New York indie filmmaker Ira Sachs makes quietly observant relationship movies that are designed to get under an audience's skin in the gentlest of fashions, but to the most emotional of effects.
His last film, which dealt with the pressures the outside world exerted on a marriage, was called Love Is Strange. His latest is called Little Men, but might easily be subtitled "Friendship Is Strange."
It centers on two 13-year-olds in Brooklyn: Tony (Michael Barbieri), a boisterous, confident, athletic kid from the neighborhood, and Jake (Theo Taplitz), an awkward new arrival, who is both sensitive and a budding artist. They meet for the first time when Jake drops some things he's carrying to his grandfather's wake, and Tony, rushing to help him, compliments a sketch he's done.

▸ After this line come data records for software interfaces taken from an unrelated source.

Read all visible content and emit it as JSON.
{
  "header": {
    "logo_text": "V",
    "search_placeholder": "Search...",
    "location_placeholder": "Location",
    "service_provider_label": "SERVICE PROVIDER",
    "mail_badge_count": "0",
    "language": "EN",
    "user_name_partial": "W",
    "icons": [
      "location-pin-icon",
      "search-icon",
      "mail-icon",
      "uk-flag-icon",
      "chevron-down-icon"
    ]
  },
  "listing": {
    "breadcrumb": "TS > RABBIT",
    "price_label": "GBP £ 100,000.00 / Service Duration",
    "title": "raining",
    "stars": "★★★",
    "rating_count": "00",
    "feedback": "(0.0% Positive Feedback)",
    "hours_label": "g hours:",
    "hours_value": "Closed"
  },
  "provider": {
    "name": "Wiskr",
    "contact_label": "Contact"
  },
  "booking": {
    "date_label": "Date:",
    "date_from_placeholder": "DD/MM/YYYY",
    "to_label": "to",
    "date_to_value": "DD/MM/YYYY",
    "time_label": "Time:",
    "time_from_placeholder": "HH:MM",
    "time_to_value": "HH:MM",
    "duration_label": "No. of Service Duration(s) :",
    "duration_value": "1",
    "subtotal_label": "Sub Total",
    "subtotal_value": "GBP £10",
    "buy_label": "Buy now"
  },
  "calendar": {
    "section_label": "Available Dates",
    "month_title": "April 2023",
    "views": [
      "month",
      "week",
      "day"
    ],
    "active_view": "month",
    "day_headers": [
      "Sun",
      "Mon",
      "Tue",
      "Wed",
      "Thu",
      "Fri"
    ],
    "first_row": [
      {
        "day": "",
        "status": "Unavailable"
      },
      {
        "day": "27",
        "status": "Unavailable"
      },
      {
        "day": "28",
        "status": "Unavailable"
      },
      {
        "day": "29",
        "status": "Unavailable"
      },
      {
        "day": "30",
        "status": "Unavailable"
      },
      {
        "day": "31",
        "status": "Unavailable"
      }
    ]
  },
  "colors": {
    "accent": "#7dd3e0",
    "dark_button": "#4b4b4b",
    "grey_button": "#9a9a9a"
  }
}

Tony knows what Jake hasn't yet heard: Jake's family is doing some belt-tightening — his Mom (Jennifer Ehle) is a social worker, and his dad (Greg Kinnear) is an actor, and not a particularly successful one.
For financial reasons, the family is moving into Grandpa's old house. Also for financial reasons, they're going to raise the rent on the store downstairs where Tony's mom, played with understated grace by the great Chilean actress Paulina Garcia, makes her living. This will cause friction, but not at first.
Initially, Jake's folks are pleased to see him becoming friends with Tony. "It's not easy," his father says, noting his son's shyness and reserve, "with him and other boys."
It is easy with him and Tony though. Soon they're racing around Brooklyn together, Jake shaky on fancy inline skates, Tony leading the way on a low-rent scooter.
As the boys become friends, though, their parents are drawing battle lines. The neighborhood is changing: Jake's parents are part of an incoming, gentrifying wave, and Tony's mom is likely to be swept out in its wake. It's a social upheaval that filmmaker Ira Sachs captures not in confrontations, but in their avoidance. Tony's mom keeps trying strenuously not to engage with Jake's parents, especially when Jake's mother suggests more condescendingly than she means to that she's good at "conflict resolution" and wants to help smooth things between their households.
The boys, who are extraordinary together on camera — natural, relaxed, hinting at a connection more mature than they're quite ready to deal with — come up with a variation on their parents' lack of engagement. Caught in the middle of a financial struggle, they exercise the only power they have, and stop communicating with their parents. Not one word passes among them for several days, which exacts an emotional penalty without quite fixing any of the problems. Awkward repercussions ensue.
Understated, filled with small gestures and offhand remarks, Little Men gathers force as it goes. Everyone's human, everyone's trying, they're all sort of pulling in the same direction, yet things are still falling apart. It's no accident that the screenplay has Jake's dad acting in an Anton Chekhov play. Sachs has a touch much like that Russian playwright for domestic situations that are real — funny and wrenching all at once.
Also for moments that don't need dialogue to have a kind of eloquence: Jake, for instance, skating where once he and Tony had sped along together, now clearly more confident, but on his own.
Is that a loss? Is it growth? Little Men has the wisdom to let the viewer puzzle that one out.